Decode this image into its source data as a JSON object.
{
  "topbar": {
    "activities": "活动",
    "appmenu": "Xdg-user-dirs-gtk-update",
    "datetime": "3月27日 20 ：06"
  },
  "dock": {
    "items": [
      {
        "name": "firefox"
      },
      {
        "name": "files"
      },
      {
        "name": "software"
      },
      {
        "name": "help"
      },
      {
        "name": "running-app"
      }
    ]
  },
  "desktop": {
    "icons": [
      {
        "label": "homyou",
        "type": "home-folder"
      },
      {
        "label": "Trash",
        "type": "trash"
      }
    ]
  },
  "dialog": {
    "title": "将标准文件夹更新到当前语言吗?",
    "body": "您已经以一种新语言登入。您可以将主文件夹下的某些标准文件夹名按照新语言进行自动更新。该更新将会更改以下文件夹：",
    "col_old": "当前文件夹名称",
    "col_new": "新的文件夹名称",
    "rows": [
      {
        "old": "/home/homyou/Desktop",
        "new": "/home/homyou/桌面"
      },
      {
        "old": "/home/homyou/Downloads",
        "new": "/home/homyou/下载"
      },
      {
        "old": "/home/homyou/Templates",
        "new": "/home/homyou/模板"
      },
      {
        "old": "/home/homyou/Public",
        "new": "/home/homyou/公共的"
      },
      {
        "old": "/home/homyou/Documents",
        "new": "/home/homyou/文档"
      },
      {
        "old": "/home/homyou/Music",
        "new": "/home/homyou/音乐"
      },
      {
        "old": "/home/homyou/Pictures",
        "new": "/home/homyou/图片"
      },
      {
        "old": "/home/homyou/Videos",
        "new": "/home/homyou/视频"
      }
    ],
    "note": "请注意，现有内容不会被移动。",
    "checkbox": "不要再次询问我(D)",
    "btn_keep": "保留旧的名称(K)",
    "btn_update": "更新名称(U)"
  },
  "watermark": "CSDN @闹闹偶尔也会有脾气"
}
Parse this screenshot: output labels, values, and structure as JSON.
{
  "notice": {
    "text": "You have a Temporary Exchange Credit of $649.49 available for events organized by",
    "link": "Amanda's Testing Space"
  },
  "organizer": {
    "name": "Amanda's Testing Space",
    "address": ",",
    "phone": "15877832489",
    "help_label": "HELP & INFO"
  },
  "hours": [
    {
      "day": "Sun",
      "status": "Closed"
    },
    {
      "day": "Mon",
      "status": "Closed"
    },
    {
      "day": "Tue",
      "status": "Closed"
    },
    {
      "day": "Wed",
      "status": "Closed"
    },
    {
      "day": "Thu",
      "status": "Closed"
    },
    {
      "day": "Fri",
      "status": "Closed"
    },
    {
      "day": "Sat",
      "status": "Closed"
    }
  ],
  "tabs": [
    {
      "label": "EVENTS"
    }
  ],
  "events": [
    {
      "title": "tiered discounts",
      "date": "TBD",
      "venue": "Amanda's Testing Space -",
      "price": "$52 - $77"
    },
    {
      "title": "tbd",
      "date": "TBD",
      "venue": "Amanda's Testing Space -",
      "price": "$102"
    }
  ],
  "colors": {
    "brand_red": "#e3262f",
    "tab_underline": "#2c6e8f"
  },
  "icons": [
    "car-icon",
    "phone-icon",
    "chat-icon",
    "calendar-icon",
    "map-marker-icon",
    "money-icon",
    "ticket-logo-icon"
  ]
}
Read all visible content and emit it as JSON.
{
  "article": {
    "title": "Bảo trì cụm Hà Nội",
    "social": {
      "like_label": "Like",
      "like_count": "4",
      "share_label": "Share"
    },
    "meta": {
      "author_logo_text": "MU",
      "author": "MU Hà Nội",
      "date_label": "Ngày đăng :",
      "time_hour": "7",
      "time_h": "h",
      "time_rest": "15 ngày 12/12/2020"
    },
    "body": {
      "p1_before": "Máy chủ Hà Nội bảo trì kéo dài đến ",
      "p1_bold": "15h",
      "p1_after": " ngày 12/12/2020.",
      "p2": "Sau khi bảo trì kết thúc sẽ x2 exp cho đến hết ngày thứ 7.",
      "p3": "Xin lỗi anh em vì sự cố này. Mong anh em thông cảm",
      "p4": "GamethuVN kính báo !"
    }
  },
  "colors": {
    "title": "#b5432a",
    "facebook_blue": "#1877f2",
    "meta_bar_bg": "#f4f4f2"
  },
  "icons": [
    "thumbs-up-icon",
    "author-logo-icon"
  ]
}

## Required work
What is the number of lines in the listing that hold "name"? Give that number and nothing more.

## Your response
6